In this article, researchers presented findings from the first wave of a three-year panel study on the work experience of newly licensed nurses. A randomly selected sample of 3,266 newly licensed RNs from 60 sites across the country participated in the study. RNs completed a multipage survey that addressed several aspects of their current employment.
- The majority of study participants held associate's degrees (58.1%). Approximately one-third of the RNs obtained bachelor's degree (37.6%) while 4.3 percent had professional degrees.
- Study participants worked at their jobs for an average of 9.6 months. Almost 85 percent of RNs worked in inpatient hospitals.
- The average job satisfaction rating for the study sample was 5.2 on a 7-point scale. RNs rated their intent to remain at their current job an average of 3.4 on a 5-point scale.
- Despite relatively high levels of job satisfaction, 37 percent of RNs stated they might look for another job within the year.
- RNs reported verbal abuse as the most frequently encountered injury at work (62%); 21 percent of study participants suffered cuts or lacerations and 25 percent detailed one or more needle-sticks.
- RNs described high work-group cohesion (4.1 on a 5-point scale) but somewhat lower support from supervisors (3.6 on a 5-point scale).
- Retention of newly licensed RNs at hospitals might be improved with enhanced job orientation and management.
- 1 Newly Licensed RNs' Characteristics, Work Attitudes, and Intentions to Work
- 2 Addressing the Complexities of Survey Research
- 3 A Comparison of Second-Degree Baccalaureate and Traditional-Baccalaureate New Graduate RNs
- 4 Understanding New Registered Nurses' Intent to Stay at Their Jobs
- 5 The Nursing Career Process from Application Through the First 2 Years of Employment
- 6 What Newly Licensed Registered Nurses Have to Say about Their First Experiences
- 7 Moving on, Up, or Out
- 8 Generational Differences Among Newly Licensed Registered Nurses
- 9 New Nurses Views of Quality Improvement Education
- 10 Newly Licensed RNs Describe What They Like Best about Being a Nurse
- 11 Early Career RNs' Perceptions of Quality Care in the Hospital Setting
- 12 Commuting to Work
- 13 State Mandatory Overtime Regulations and Newly Licensed Nurses' Mandatory and Voluntary Overtime and Total Work Hours
- 14 Work Environment Factors Other Than Staffing Associated with Nurses' Ratings of Patient Care Quality
- 15 The Relative Geographic Immobility of New Registered Nurses Calls for New Strategies to Augment that Workforce
- 16 Predictors of Actual Turnover in a National Sample of Newly Licensed Registered Nurses Employed in Hospitals
- 17 Charting the Course for Nurses' Achievement of Higher Education Levels
- 18 Verbal Abuse From Nurse Colleagues and Work Environment of Early Career Registered Nurses
- 19 Early-Career Registered Nurses' Participation in Hospital Quality Improvement Activities
- 20 Positive Work Environments of Early-Career Registered Nurses and the Correlation with Physician Verbal Abuse
Executive Nurse Fellow Jerry Mansfield explains why the University Hospital and the Richard M. Ross Heart Hospital do not have a BSN-only hi...
The What's Next Health series features leading thinkers and visionaries.
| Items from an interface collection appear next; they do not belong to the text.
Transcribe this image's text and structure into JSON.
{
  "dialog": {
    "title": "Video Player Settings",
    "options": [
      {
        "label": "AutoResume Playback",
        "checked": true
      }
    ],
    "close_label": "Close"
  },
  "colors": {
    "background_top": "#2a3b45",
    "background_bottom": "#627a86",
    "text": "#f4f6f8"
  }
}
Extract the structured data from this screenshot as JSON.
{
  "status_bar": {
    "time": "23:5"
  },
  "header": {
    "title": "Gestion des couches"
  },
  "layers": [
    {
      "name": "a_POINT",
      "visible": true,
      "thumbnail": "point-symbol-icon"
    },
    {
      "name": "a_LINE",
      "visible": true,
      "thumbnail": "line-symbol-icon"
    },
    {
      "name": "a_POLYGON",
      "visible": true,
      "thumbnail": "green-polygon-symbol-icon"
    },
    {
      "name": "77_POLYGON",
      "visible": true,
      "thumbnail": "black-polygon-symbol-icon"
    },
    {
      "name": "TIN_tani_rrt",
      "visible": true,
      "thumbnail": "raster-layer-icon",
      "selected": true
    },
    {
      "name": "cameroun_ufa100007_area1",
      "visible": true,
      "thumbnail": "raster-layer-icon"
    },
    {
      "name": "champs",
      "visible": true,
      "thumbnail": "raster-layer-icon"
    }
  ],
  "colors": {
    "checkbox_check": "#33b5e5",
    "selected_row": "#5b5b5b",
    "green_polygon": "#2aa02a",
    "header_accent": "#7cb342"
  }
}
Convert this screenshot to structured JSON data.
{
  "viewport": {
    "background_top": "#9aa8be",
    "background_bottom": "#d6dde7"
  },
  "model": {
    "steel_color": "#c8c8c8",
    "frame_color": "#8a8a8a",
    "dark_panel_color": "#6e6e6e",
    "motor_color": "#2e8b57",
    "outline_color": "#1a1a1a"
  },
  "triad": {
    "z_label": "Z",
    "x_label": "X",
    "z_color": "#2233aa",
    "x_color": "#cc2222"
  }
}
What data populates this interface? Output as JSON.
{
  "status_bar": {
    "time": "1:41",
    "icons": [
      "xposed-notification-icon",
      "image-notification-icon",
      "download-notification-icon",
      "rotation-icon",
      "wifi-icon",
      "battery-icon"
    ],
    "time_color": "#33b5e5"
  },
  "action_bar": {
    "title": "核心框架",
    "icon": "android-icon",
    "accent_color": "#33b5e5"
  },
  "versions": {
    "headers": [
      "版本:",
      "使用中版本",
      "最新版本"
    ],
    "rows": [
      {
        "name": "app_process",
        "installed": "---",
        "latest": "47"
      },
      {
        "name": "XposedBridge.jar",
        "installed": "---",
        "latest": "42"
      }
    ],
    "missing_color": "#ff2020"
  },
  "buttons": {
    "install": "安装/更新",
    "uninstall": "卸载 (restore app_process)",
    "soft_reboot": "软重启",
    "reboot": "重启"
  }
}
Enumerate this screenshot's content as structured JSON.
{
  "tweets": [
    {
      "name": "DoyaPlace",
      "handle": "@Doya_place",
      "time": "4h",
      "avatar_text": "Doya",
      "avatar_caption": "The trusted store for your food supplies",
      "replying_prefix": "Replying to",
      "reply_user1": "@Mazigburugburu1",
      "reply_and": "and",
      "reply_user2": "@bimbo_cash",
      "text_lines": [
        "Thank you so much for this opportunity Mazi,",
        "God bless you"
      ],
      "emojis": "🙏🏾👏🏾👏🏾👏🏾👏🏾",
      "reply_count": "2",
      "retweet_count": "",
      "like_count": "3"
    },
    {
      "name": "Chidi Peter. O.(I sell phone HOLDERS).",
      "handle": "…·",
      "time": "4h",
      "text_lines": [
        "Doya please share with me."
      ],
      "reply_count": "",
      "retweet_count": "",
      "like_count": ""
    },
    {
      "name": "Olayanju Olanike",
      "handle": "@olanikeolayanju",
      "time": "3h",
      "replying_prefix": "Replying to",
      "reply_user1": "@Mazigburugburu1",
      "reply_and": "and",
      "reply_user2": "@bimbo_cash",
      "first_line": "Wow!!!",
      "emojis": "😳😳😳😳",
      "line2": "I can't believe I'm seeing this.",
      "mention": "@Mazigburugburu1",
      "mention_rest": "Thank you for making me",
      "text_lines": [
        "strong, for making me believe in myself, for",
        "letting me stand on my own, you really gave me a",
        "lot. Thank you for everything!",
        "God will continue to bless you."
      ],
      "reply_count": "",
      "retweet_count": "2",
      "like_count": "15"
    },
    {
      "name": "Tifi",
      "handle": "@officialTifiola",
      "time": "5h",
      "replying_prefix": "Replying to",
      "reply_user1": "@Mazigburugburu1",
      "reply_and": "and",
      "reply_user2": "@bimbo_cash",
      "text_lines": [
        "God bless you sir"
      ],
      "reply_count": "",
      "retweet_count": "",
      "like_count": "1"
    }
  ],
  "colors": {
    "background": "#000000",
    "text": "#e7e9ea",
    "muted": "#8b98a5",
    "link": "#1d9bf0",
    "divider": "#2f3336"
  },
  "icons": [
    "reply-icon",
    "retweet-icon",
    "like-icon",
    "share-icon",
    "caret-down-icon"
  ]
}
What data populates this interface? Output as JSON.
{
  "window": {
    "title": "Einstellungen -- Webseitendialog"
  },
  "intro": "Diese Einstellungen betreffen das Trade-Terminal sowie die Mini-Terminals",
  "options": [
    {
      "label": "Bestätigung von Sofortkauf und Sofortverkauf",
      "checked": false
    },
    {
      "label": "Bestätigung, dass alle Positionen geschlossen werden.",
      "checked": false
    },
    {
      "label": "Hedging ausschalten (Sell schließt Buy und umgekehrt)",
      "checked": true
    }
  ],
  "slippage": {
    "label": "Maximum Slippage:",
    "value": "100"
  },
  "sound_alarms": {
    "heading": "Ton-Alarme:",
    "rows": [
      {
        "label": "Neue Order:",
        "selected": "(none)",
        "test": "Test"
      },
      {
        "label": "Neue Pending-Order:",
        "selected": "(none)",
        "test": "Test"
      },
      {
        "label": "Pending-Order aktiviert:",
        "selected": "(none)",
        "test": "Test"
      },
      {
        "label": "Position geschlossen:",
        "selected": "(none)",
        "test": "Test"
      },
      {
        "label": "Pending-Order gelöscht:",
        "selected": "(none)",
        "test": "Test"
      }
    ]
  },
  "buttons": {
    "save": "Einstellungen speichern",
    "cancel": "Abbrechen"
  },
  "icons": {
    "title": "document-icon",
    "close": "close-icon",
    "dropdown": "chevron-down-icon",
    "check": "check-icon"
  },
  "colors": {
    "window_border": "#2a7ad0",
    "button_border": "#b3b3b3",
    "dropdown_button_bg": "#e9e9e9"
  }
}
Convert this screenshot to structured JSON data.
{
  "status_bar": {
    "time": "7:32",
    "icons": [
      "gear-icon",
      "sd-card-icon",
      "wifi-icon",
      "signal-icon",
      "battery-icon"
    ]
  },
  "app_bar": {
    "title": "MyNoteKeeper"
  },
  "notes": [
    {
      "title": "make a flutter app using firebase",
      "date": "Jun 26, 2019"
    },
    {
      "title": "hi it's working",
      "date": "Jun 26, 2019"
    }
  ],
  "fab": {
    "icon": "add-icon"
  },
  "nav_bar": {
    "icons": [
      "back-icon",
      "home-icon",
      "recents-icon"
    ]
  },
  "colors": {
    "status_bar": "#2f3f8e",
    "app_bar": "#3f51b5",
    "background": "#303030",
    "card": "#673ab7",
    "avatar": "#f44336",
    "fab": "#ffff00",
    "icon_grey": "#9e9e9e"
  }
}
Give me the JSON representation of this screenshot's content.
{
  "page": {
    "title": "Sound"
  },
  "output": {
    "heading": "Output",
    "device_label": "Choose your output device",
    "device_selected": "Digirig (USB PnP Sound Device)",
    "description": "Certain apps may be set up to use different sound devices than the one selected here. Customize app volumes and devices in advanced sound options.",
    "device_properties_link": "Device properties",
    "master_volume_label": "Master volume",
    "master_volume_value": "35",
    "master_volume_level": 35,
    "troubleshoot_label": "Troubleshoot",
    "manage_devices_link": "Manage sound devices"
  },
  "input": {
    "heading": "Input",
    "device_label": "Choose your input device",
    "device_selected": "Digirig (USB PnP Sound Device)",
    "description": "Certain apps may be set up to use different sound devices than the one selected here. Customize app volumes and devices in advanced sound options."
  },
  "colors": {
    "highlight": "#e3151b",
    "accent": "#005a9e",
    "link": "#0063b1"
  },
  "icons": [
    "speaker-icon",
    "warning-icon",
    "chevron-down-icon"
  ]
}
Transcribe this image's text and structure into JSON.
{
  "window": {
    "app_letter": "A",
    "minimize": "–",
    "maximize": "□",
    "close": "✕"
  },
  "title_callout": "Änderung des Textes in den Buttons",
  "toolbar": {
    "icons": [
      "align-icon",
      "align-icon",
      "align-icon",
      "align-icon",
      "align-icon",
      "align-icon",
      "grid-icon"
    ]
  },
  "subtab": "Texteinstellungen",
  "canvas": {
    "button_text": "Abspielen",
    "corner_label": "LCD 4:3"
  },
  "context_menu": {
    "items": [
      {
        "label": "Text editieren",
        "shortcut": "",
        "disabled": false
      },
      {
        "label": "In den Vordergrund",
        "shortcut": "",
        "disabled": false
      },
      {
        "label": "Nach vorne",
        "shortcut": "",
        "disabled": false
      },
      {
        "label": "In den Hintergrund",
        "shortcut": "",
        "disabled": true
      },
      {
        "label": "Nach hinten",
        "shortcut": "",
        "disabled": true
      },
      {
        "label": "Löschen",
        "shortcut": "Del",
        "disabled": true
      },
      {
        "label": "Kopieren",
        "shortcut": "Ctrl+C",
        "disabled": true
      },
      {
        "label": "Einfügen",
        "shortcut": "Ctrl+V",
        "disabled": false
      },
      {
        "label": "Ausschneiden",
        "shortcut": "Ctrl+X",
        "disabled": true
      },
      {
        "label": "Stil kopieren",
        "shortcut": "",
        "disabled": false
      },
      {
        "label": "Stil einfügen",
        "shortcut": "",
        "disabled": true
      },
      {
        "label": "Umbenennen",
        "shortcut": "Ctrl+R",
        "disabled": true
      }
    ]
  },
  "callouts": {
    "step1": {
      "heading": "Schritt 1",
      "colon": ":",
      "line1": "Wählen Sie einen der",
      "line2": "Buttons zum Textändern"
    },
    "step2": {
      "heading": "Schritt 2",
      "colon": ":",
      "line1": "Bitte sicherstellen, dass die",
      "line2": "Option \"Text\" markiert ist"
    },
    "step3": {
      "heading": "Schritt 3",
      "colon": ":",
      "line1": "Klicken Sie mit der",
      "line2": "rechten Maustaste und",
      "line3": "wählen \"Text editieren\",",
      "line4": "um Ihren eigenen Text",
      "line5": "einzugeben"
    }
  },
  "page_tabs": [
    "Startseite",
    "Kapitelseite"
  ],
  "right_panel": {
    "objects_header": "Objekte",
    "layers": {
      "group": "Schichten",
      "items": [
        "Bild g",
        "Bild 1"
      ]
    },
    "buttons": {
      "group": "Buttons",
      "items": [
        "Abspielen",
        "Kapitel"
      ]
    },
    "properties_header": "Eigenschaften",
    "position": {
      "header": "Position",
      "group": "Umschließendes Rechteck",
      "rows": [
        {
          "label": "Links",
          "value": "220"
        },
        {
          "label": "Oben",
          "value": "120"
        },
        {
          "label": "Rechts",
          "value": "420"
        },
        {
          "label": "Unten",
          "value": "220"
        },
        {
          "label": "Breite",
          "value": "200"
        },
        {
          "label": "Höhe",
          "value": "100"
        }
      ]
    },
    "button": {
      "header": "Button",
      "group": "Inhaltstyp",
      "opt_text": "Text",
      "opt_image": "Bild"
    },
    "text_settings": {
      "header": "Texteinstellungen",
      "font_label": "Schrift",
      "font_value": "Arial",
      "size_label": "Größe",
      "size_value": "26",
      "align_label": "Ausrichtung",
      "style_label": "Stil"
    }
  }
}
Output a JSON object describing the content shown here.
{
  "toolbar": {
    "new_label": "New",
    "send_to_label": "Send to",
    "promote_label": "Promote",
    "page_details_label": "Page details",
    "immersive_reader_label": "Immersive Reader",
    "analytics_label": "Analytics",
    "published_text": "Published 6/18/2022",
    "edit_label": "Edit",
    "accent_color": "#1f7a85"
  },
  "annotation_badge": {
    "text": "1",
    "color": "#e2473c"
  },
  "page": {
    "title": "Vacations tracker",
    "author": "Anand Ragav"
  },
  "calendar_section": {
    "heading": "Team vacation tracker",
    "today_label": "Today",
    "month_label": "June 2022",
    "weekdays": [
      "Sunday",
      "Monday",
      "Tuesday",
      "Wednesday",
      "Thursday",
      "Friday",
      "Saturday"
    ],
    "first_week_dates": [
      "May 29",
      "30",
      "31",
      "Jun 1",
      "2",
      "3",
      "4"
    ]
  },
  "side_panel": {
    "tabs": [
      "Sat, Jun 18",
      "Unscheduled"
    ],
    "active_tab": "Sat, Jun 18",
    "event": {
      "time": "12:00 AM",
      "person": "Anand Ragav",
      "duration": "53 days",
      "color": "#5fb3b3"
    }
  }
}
Stanford social scientist & innovator BJ Fogg discusses his model f...
We create new opportunities for better health by investing in health where it starts—in our homes, schools, and jobs.
RWJF Nurse Faculty Scholar Jennifer Bellot writes about losing her grandmother to complications from a medical error.
America is not getting good value for its health care dollar. These resources explore issues of cost and value of health care.
Developing small community homes as alternatives to nursing homes, this radical, new national model for skilled nursing care returns control...
Patrick M. Krueger recently co-authored a study that examines the characteristics and mortality risks of nondrinker subgroups to explain why...
MTV executives are attempting to mollify nurses and nursing allies who are outraged over a salacious new “reality” television show about a g...
Helping us understand what’s driving high health care costs is why we need more transparency in the prices, costs and quality of health care...
While the need to address disparities in care is well known, few strategies for reducing disparities have been studied systematically.
Team members, grantees, and guests discuss breakthrough ideas that will allow us to move toward solving challenges in health care.
Behavioral economists compete in an Innovation Tournament, devising “nudges” to help make people healthier.